Back in the store where said colorful blooms come wrapped in colorful opinions, and which like many Vietnamese flower shops is quite simply called Blumen und Pflanzen, the florist told me she likes the simplicity of the name because it's obvious to potential customers that they are selling plants and flowers. In other words, she says things like they are. As she spoke, she took out her phone to show me photos of her beautiful daughters.
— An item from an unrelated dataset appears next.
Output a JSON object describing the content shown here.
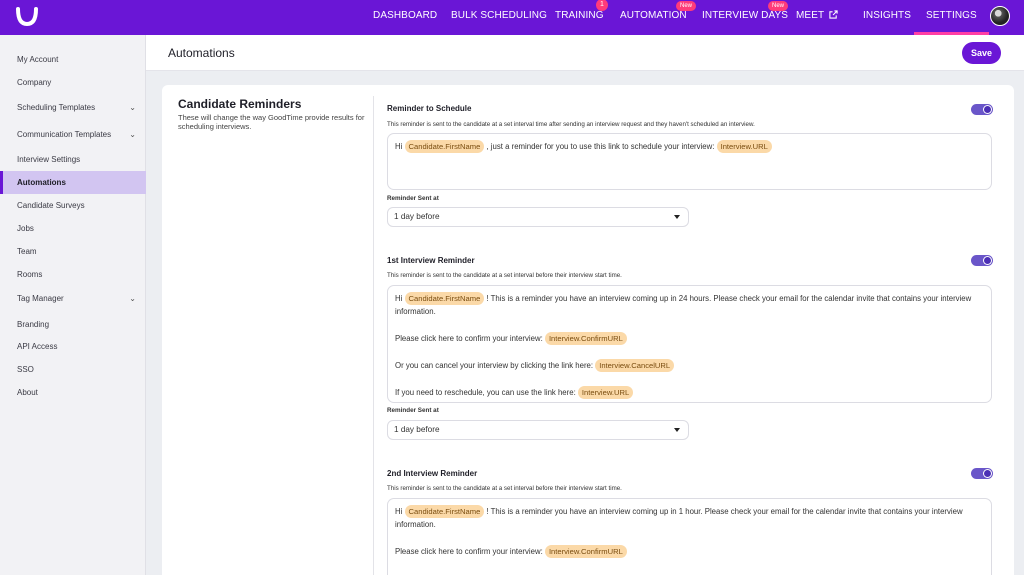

As I looked, she zoomed in on one of them wearing a skimpy swimming costume, and instructed me, with an evident sense of pride, to look at her figure. Let's just say it was impossible not to. I wandered home, dahlias in hand, drawing comfort from the fact that I am, at least, visibly healthy and happy.